There are several different approaches to the three act structure, but anyone who has experience in professional writing is aware that the second act, like the first act has different creative markers along the way that are used to signify creative shifts in the storyline or plot. These markers are usually perceived as guides to the screenwriter as he makes his creative choices. I use such terms as “First Act Spin” and “Second Act Tent Pole” to define these creative markers or guideposts. And nothing I’ve come across creatively resembles “splitting the second act into halves.”
In his post, Hull goes on to write –
“Don't assume that both halves are dealing with the same thematic stuff. Don't assume that this "Special World” somehow carries with it some intrinsic meaning because of its position between the beginning and the end.”
His reference to thematic stuff and a special world clearly reveals that Hull has completely mixed up story structure with other aspects of storytelling. Both creative areas he cites have almost no meaningful bearing on the rhyme or reason associated with the approach to story structure.

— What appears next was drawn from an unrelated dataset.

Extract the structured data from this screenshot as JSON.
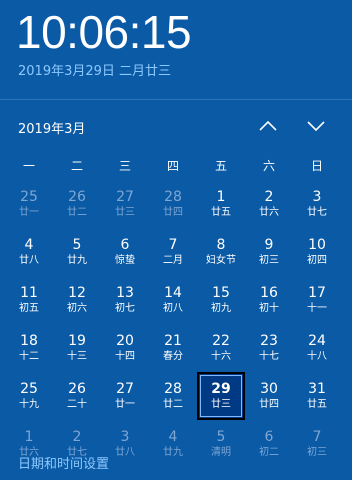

As well as being an animator by trade, Hull apparently also teaches classes on "story" at Calfornia Institute of the Arts (CalArts). So I presume his writing on this subject is being taught to fledging or beginning writers who are attempting to take up the craft of professional screenwriting. Despite what Hull writes online, the three-act structure in writing professional screenplays has not been retired. In fact the creative standard for a storyline/plot continues to be the three-act structure.

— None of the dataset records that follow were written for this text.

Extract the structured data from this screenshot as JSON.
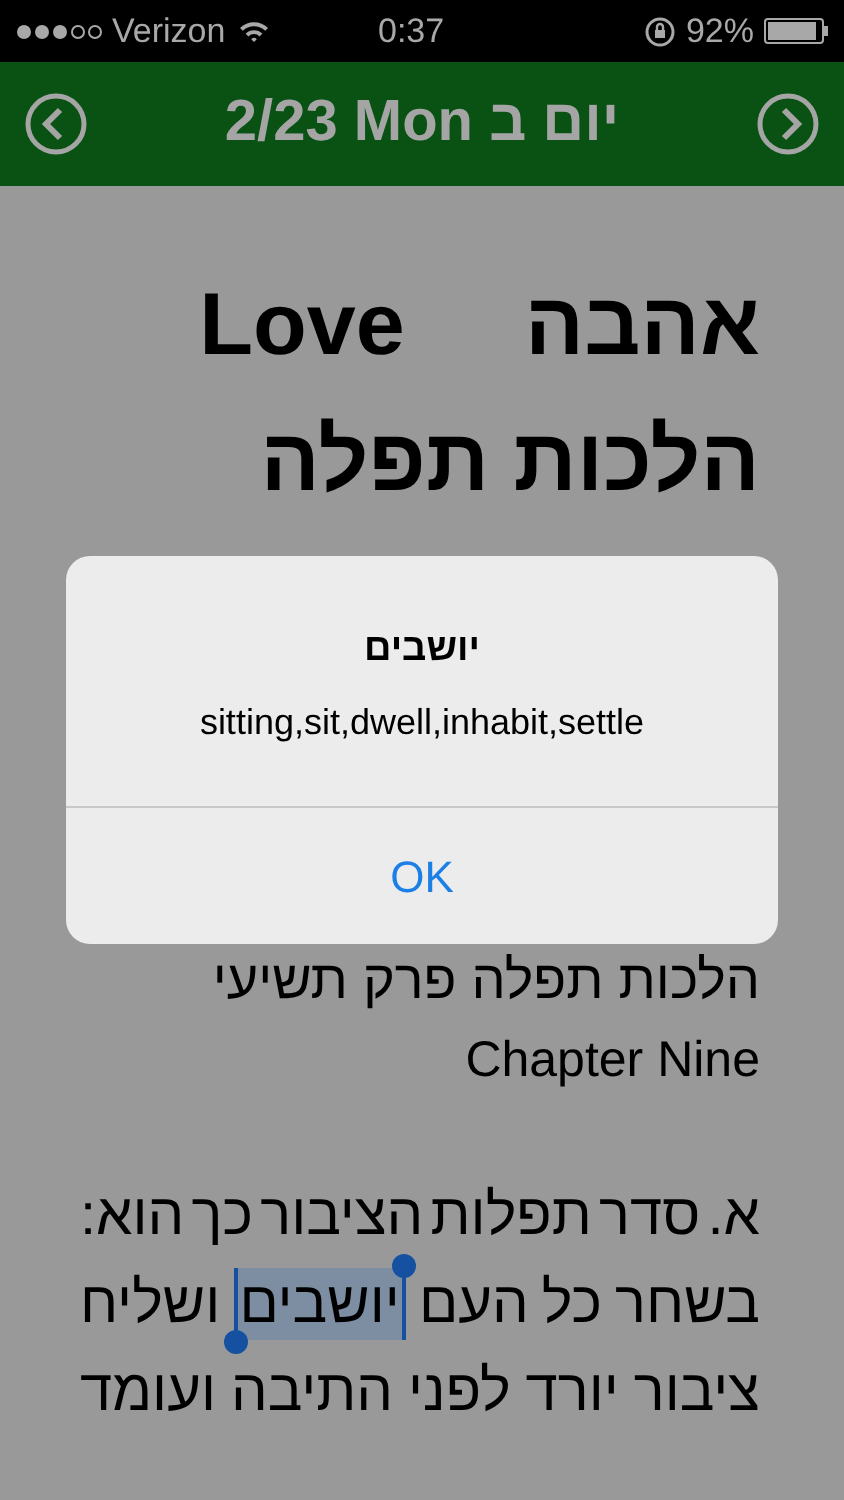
{
  "status_bar": {
    "carrier": "Verizon",
    "time": "0:37",
    "battery_text": "92%",
    "battery": {
      "level": 0.92
    }
  },
  "nav_bar": {
    "title": "2/23 Mon יום ב"
  },
  "content": {
    "title_hebrew": "אהבה",
    "title_english": "Love",
    "subtitle": "הלכות תפלה",
    "chapter_hebrew": "הלכות תפלה פרק תשיעי",
    "chapter_english": "Chapter Nine",
    "paragraph_lines": [
      {
        "words": [
          {
            "text": "א.",
            "selected": false
          },
          {
            "text": "סדר",
            "selected": false
          },
          {
            "text": "תפלות",
            "selected": false
          },
          {
            "text": "הציבור",
            "selected": false
          },
          {
            "text": "כך",
            "selected": false
          },
          {
            "text": "הוא:",
            "selected": false
          }
        ]
      },
      {
        "words": [
          {
            "text": "בשחר",
            "selected": false
          },
          {
            "text": "כל",
            "selected": false
          },
          {
            "text": "העם",
            "selected": false
          },
          {
            "text": "יושבים",
            "selected": true
          },
          {
            "text": "ושליח",
            "selected": false
          }
        ]
      },
      {
        "words": [
          {
            "text": "ציבור",
            "selected": false
          },
          {
            "text": "יורד",
            "selected": false
          },
          {
            "text": "לפני",
            "selected": false
          },
          {
            "text": "התיבה",
            "selected": false
          },
          {
            "text": "ועומד",
            "selected": false
          }
        ]
      }
    ]
  },
  "alert": {
    "title": "יושבים",
    "message": "sitting,sit,dwell,inhabit,settle",
    "buttons": [
      "OK"
    ]
  }
}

Even when one examines screenwriting rebels who have been produced, and whose work has been celebrated as ground breaking in the area of storyline/plot structure, close scrutiny reveals a rebel with a deep understanding of the traditional three-act structure, not a rebellion borne from ignorance.
One example of truly a different approach to the three-act structure would be Stanley Kubrick, and the film “Full Metal Jacket.” Kubrick was one of the screenwriters, as well as the director of “Full Metal Jacket,” (the other screenwriter was Michael Herr; and the screenplay was based on the book, “The Short Timers,” authored by Gustav Hasford).

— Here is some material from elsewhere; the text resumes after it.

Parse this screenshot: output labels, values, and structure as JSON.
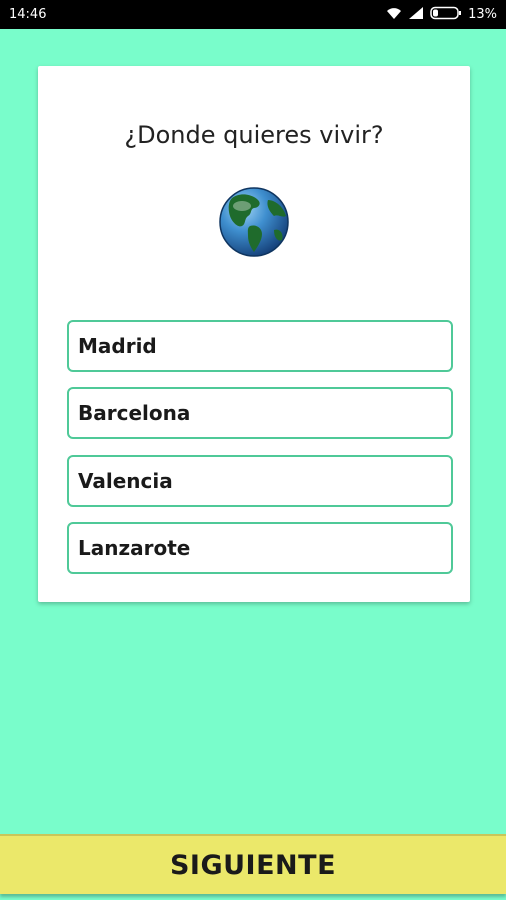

I can’t comment on the structure of the screenplay developed prior to production, but the final version of the movie released to audiences has a storyline/plot which unfolds in a way that is very much a different, atypical approach to the traditional three-act structure of modern professional screenwriting.
That’s not to say that “Full Metal Jacket” can be used by Hull as an example of a movie with “Four Acts.” In fact, the uncommon approach on display in “Full Metal Jacket” is a storyline that still falls under the traditional three-act structure, but is creatively distinctive by the elongated duration and creative conclusiveness to the film’s first act. It was Kubrick’s unique approach to unfolding the storyline in “Full Metal Jacket” that was at least partially responsible for the lukewarm, critical response to the film upon its initial release in 1987. Of course, the critical standing of the film has risen in ensuing years, which has been the typical pattern of almost all of Kubrick’s films.
Professional Screenwriting continues to push the boundaries of narrative structure and there is no reason to believe the three-act structure is on the endangered species list. Nor should the three-act approach be threatened out of existence by the notion that it is out of date or no longer is the best approach to constructing a screenplay for a commercial audience. What Hull apparently is not aware of is that the three-act structure embraces many creative elements that push a storyline forward, not just what he sums up as the “beginning, middle, and end.”
****For the record, I would have responded to Hull’s post on the site of his posting, but it did not allow comments.****